AmCham Past Chairman James Thompson, also a featured panelist alongside other entrepreneurs in Hong Kong, spoke on his experience founding Crown Worldwide Holdings Limited. “Hong Kong has been good to me,” says Thompson, as he told the story of how he grew the company into a billion-dollar global enterprise. He was joined by panelists Marjorie Yang, Chairman of Esquel Group, and Gebhard Rainer, President and COO of Coach Inc.
Levesque was the moderator on the panel regarding “Selling to China and throughout Asia” on the city’s competitive advantages over others in the region. The panel included case studies from Chicago-based Garrett Brands, which has found great success selling its flavored popcorn in Hong Kong, as well as a long-term success story from Sears Holding Corporation in their gifts department.
To conclude the trip, Dias and Vuylsteke joined the Mayor of Chicago Rahm Emanuel at a dinner held at the Field Museum of Natural History.
Primary Meetings – 2015 Washington Doorknock
Every year, AmCham Hong Kong participates in numerous in-depth discussions with key policy makers in Washington DC on critical issues important back at home, working on a “Hong Kong schedule” across The Hill. This year’s delegation met with a record-breaking amount of groups.
– National Security Council
– United States Trade Representative
Department of State
– African Affairs
– East Asian and Pacific Affairs
Department of Commerce
– International Trade Administration
Department of Agriculture
– Under Secretary
– Foreign Agricultural Service – China Desk
Department of Defense
– Asian and Pacific Security Affairs
Federal Maritime Commission Congress
– House of Representatives
The 2015 Doorknock Delegation
Chief Commercial Officer
Modern Terminals Limited
AmCham HK ChairmanWalter Dias
Greater China & Korea

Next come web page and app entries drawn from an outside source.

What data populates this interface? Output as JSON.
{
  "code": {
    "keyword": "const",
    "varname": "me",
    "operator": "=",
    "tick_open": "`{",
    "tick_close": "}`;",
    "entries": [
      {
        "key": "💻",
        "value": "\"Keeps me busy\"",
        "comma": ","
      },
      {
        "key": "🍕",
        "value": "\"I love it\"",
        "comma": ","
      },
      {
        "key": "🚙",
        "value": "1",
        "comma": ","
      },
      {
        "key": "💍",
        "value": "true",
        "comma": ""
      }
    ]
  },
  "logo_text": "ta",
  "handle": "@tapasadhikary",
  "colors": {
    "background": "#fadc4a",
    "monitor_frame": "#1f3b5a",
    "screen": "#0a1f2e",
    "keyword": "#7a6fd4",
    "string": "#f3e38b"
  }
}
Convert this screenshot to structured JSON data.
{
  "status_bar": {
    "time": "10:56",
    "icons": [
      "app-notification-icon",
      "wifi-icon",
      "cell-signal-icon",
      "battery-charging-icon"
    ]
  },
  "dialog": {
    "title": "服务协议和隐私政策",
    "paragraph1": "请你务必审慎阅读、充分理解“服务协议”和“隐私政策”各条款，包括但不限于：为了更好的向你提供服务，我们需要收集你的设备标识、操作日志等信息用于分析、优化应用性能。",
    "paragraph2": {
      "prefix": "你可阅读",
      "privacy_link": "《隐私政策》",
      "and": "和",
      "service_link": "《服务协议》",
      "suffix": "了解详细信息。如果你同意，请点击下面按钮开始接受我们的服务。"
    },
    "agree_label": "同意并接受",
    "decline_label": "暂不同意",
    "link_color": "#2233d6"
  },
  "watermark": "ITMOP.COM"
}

AmCham HK Vice Chairman
Lynsey Cesca Jones
Managing Partner & Managing Director, Asia Pacific
Kincannon & Reed
AmCham HK MemberAmy Wendholt
AmCham HK Member